**Work to complete:** Read the records below. Copy each line where the string "MÓDJA" occurs.

**Records for processing:**
------------------------------------------------------------

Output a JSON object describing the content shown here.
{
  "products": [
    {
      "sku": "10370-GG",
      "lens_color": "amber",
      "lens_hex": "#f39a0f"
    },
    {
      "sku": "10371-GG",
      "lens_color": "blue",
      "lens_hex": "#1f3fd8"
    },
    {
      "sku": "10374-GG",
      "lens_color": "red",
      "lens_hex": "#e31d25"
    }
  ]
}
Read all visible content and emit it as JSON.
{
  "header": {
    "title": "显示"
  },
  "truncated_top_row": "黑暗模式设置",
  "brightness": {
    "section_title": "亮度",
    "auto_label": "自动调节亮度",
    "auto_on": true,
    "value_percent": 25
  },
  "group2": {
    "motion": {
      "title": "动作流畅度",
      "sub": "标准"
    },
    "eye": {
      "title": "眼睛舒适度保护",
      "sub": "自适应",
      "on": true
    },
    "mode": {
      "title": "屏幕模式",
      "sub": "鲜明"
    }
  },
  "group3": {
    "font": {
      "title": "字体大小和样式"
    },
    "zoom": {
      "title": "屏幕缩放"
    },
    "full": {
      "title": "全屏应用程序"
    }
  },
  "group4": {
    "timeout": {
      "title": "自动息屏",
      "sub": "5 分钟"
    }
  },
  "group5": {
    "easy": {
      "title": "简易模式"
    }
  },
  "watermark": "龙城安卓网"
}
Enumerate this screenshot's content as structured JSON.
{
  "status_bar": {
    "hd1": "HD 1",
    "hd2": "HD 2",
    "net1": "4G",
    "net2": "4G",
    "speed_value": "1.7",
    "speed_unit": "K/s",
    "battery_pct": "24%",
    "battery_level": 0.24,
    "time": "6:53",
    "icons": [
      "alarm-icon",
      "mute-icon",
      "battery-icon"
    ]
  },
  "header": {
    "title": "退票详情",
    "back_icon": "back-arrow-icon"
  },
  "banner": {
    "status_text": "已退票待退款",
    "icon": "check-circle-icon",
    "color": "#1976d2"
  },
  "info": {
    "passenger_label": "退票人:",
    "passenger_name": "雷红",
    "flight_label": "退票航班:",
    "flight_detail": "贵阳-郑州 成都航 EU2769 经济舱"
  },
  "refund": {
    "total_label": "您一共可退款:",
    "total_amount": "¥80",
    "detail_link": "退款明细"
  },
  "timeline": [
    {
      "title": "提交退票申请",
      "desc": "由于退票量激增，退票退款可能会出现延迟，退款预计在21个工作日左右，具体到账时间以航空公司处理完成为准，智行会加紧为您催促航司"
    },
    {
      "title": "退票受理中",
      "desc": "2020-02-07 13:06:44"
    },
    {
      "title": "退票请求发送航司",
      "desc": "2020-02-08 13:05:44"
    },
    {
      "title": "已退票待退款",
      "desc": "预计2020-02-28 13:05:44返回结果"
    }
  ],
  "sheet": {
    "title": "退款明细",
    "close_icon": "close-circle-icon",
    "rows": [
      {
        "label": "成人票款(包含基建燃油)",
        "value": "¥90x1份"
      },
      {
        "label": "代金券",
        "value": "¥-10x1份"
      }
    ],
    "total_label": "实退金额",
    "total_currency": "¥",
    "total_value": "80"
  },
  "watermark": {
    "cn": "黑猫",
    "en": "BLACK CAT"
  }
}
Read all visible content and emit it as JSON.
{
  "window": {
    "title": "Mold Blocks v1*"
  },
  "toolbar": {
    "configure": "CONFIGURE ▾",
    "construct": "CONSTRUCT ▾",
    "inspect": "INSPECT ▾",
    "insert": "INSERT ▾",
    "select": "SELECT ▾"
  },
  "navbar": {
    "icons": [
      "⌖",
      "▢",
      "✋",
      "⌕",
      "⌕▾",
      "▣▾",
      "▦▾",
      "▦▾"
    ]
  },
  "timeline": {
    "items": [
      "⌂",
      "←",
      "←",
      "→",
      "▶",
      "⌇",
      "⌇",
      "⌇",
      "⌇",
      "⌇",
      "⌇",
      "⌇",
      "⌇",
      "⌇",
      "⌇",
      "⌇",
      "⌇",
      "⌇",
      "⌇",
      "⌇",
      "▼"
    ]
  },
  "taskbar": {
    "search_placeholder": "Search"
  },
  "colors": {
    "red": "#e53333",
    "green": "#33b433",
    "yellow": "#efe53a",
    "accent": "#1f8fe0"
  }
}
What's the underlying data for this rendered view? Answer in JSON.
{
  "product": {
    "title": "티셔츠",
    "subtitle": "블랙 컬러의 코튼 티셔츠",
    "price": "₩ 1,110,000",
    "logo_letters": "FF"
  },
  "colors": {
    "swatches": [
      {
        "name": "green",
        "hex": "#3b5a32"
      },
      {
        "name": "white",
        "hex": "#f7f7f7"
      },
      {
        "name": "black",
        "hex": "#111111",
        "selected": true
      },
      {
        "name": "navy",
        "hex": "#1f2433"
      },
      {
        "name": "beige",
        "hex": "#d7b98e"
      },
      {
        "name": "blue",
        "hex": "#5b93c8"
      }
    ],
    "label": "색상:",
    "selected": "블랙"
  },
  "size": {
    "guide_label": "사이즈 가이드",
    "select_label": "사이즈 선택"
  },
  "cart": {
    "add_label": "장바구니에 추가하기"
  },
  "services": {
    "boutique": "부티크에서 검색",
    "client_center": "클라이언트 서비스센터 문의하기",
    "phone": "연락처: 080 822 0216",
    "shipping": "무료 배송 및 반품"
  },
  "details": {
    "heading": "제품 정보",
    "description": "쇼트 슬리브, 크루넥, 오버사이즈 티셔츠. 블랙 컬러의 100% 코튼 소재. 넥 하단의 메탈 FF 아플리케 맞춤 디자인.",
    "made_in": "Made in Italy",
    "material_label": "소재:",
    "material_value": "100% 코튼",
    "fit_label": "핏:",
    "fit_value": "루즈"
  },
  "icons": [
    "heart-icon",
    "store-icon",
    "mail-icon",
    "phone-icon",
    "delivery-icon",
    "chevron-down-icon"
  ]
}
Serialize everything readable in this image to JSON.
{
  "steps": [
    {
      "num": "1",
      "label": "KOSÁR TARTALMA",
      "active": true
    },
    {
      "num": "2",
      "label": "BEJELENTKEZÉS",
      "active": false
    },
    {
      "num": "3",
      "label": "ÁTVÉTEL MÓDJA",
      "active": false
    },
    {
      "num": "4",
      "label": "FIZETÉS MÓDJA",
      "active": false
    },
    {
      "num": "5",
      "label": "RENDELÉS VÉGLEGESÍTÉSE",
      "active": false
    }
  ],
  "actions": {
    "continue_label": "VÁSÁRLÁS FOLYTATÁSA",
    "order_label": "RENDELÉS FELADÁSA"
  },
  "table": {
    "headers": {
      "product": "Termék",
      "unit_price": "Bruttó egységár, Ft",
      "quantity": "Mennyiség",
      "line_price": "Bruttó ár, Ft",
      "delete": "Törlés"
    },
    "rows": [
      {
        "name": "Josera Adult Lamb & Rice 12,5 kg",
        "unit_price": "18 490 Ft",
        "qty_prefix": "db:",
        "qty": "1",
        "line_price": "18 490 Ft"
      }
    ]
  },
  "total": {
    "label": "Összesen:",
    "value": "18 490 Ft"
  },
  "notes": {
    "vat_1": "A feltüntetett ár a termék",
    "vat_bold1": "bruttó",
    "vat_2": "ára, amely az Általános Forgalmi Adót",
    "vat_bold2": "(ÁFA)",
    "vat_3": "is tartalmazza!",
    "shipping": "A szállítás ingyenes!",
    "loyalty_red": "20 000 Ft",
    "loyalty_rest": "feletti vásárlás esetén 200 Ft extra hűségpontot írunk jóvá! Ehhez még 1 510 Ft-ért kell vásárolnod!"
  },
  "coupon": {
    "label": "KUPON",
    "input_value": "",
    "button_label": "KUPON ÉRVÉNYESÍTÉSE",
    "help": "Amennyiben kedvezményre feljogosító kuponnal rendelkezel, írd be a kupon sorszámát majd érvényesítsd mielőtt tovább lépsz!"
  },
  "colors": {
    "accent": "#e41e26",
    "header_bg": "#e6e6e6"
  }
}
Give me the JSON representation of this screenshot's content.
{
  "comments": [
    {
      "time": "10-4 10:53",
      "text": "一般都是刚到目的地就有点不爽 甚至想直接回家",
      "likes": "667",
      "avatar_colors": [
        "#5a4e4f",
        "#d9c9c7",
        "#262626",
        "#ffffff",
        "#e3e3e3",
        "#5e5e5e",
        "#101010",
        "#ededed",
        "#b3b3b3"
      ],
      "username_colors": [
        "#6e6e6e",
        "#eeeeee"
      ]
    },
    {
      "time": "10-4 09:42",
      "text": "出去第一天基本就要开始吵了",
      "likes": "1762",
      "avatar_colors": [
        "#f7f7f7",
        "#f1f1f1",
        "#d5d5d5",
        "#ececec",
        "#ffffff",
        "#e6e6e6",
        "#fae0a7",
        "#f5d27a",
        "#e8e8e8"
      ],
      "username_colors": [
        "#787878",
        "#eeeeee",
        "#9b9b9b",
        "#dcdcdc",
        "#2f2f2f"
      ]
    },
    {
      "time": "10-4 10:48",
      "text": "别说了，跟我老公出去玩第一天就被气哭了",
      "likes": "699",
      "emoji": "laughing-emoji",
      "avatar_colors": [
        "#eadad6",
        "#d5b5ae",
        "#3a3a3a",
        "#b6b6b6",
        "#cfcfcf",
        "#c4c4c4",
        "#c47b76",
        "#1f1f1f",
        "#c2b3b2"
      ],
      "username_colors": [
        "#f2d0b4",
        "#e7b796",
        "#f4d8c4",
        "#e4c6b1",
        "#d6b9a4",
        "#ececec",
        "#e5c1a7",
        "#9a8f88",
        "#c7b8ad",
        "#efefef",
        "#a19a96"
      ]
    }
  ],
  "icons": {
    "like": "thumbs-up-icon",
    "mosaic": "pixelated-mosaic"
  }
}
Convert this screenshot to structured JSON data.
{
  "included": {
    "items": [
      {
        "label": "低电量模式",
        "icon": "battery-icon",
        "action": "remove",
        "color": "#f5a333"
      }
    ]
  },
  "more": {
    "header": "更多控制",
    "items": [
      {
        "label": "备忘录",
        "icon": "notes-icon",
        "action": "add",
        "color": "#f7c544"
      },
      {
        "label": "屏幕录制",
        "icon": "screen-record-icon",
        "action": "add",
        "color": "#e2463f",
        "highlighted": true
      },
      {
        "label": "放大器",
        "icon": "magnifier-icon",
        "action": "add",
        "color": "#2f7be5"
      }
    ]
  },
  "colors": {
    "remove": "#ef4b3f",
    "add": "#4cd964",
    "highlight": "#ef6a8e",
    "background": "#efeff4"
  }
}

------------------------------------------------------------

**Worked solution:**
      "label": "ÁTVÉTEL MÓDJA",
      "label": "FIZETÉS MÓDJA",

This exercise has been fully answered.